======== Listed entries

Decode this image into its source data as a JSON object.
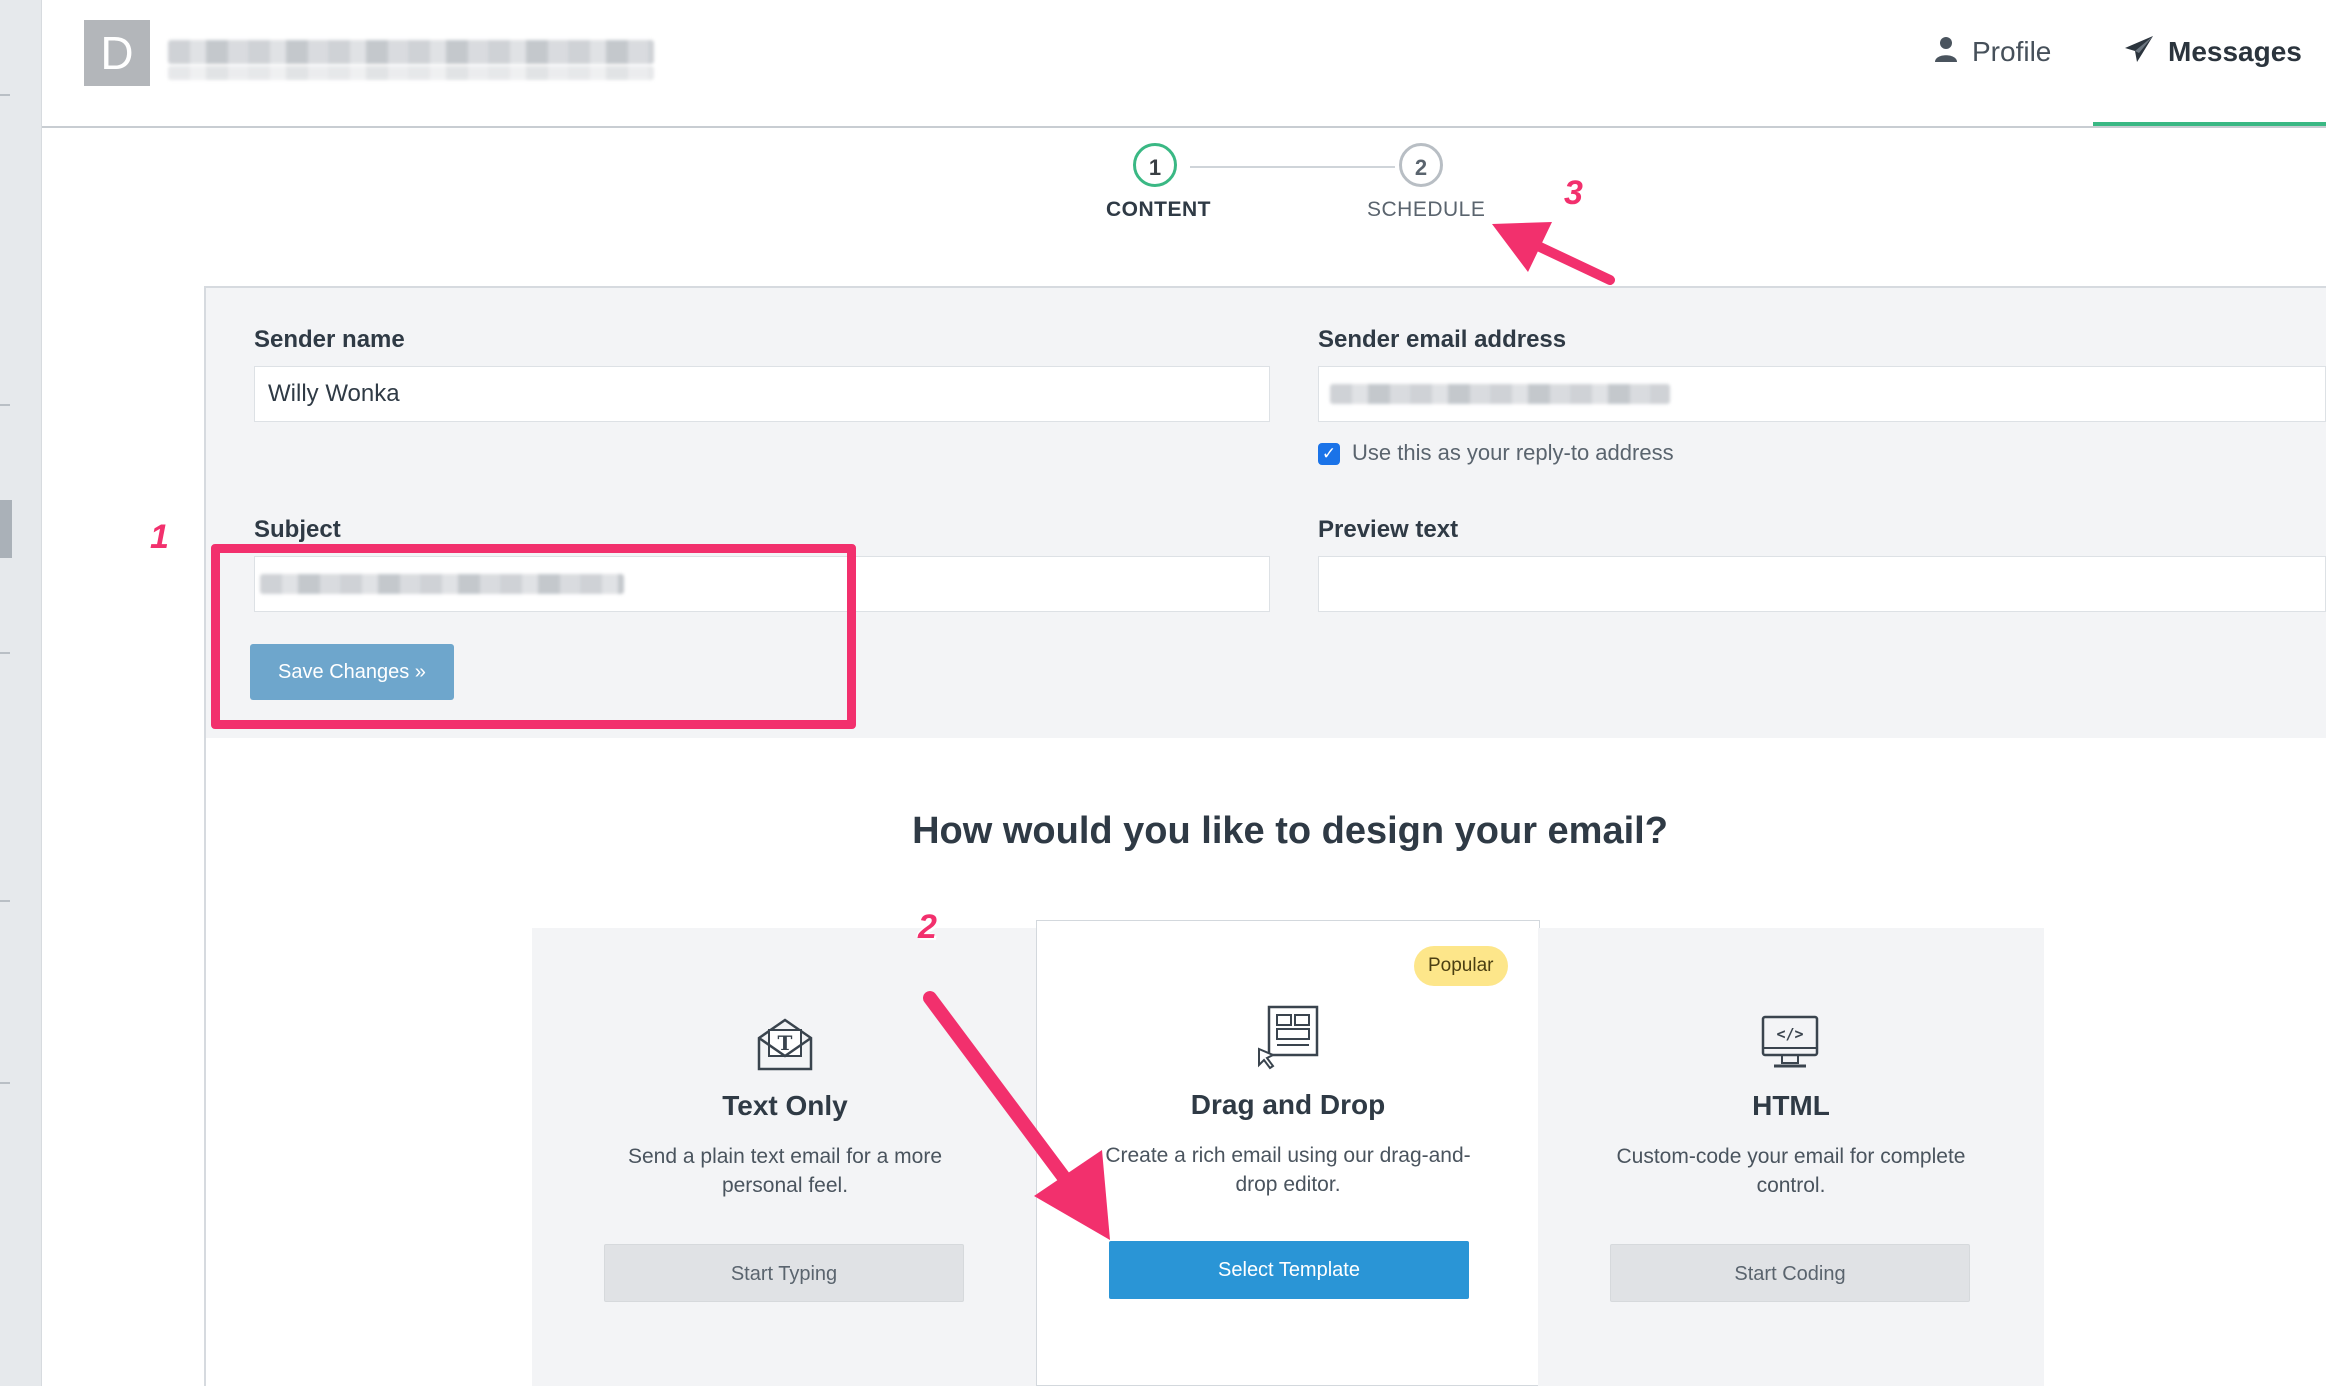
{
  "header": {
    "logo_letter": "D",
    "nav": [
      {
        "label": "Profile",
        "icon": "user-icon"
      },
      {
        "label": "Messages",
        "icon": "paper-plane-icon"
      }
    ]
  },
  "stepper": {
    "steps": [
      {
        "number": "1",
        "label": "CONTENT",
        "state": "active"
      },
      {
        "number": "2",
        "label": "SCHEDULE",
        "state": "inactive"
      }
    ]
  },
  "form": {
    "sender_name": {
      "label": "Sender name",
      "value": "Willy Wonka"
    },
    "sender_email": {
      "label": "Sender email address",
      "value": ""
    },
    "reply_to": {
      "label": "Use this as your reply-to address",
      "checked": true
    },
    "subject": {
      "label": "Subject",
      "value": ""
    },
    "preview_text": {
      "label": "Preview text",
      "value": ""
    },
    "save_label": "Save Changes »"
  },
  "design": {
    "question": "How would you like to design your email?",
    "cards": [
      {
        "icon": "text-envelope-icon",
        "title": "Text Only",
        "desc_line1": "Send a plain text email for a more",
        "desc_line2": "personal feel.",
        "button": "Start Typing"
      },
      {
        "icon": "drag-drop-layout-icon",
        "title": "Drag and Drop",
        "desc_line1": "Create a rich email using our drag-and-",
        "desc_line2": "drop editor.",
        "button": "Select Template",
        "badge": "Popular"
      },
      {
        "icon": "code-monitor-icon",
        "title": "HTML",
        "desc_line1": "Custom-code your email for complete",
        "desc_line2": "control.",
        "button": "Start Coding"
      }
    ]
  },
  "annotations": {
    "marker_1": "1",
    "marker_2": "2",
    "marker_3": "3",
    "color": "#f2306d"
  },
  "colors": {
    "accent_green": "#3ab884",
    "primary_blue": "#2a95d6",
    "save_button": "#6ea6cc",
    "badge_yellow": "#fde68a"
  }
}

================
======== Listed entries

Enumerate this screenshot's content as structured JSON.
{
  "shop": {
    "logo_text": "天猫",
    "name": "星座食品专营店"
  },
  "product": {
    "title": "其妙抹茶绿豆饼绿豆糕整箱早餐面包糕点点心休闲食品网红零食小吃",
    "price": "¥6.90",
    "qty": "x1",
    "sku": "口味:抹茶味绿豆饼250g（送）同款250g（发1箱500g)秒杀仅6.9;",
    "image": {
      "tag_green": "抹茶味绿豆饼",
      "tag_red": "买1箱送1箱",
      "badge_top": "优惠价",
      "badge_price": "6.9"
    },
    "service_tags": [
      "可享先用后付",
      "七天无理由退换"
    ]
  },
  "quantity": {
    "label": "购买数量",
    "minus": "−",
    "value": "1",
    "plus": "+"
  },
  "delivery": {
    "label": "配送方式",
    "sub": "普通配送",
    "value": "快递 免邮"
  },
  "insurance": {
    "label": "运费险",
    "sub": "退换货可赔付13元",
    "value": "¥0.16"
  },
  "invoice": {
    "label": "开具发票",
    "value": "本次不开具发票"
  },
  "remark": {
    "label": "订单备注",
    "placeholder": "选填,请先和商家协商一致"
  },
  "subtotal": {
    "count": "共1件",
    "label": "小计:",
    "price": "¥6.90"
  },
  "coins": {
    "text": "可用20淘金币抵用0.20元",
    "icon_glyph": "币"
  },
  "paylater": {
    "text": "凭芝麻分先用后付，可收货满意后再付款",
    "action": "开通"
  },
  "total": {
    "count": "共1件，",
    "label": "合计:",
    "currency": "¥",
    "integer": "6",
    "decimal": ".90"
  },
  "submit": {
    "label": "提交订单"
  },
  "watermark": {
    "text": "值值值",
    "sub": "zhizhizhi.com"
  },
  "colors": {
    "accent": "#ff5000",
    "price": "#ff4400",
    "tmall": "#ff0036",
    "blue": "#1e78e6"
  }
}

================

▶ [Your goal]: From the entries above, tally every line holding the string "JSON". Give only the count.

▶ [Finished exercise]: 2